* **TASK TO CARRY OUT**:
Lines below containing the word "name" should be copied out.

* **PROVIDED DATA**:
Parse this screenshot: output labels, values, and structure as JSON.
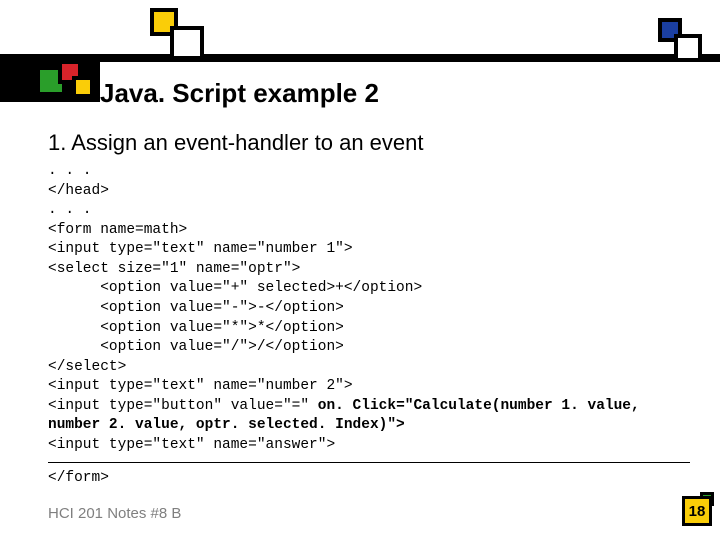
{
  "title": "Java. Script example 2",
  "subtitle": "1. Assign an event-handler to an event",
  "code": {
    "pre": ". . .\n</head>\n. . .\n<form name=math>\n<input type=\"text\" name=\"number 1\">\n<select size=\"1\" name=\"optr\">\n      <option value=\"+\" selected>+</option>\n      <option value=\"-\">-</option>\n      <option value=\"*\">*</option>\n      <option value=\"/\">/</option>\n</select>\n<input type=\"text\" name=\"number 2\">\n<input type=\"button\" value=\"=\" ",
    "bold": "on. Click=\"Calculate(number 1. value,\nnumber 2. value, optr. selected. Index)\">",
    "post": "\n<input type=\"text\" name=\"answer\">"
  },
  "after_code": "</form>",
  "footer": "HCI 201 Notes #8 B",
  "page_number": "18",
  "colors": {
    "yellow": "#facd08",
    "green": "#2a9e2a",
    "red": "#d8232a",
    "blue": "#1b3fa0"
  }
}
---
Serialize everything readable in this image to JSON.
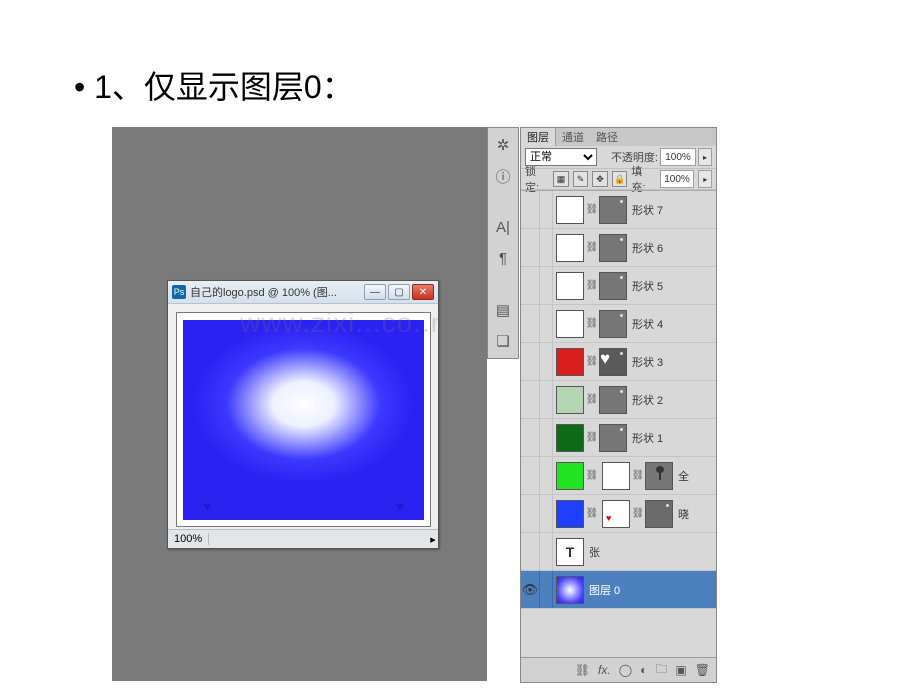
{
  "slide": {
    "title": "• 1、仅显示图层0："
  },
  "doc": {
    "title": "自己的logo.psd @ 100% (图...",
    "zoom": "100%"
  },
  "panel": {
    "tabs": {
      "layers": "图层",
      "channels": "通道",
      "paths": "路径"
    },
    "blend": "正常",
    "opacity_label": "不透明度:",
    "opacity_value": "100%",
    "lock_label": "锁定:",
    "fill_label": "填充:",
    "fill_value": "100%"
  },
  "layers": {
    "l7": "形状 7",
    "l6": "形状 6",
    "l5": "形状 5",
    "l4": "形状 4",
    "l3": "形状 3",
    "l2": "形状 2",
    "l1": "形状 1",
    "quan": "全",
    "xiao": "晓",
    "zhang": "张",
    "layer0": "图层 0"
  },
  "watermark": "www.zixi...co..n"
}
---
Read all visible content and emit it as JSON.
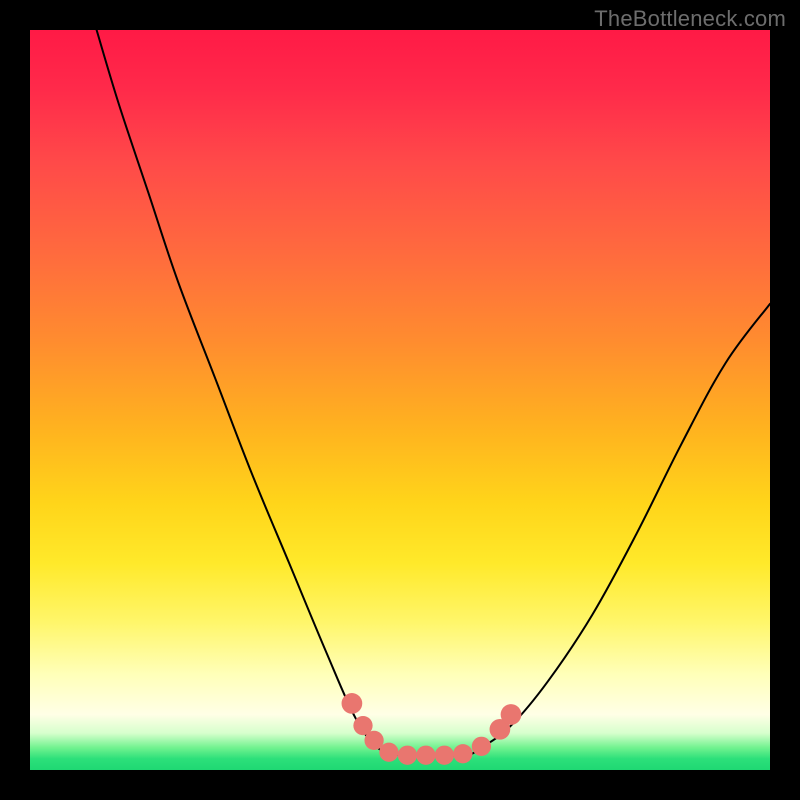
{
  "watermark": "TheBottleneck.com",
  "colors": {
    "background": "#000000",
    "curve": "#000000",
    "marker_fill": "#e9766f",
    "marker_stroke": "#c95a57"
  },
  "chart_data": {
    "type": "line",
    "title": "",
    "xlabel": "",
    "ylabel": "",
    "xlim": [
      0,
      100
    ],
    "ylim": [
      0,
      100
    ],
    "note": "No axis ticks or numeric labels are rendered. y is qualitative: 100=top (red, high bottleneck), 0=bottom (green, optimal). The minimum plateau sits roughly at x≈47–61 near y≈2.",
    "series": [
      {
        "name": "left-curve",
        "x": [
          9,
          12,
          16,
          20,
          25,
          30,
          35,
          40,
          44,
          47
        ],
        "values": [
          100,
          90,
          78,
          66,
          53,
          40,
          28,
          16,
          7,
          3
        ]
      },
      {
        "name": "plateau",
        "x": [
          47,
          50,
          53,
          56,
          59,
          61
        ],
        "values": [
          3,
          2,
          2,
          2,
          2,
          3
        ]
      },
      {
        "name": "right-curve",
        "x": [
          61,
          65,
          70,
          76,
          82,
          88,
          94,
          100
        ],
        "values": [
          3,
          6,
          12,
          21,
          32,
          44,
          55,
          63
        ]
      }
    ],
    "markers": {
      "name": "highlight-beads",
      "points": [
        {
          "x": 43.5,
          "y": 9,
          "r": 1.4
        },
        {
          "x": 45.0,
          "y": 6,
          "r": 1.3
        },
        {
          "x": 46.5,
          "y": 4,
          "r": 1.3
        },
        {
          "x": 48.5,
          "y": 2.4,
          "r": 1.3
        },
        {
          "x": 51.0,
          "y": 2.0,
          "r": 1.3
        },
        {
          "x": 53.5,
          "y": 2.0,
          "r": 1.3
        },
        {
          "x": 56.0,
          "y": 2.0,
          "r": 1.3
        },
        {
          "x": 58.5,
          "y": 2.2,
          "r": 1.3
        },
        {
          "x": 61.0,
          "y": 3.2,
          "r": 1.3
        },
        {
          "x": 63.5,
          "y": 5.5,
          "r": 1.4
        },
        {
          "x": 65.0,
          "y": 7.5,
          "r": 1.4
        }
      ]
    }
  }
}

* **EXERCISE OUTPUT**:
    "pre": ". . .\n</head>\n. . .\n<form name=math>\n<input type=\"text\" name=\"number 1\">\n<select size=\"1\" name=\"optr\">\n      <option value=\"+\" selected>+</option>\n      <option value=\"-\">-</option>\n      <option value=\"*\">*</option>\n      <option value=\"/\">/</option>\n</select>\n<input type=\"text\" name=\"number 2\">\n<input type=\"button\" value=\"=\" ",
    "post": "\n<input type=\"text\" name=\"answer\">"
        "name": "left-curve",
        "name": "plateau",
        "name": "right-curve",
      "name": "highlight-beads",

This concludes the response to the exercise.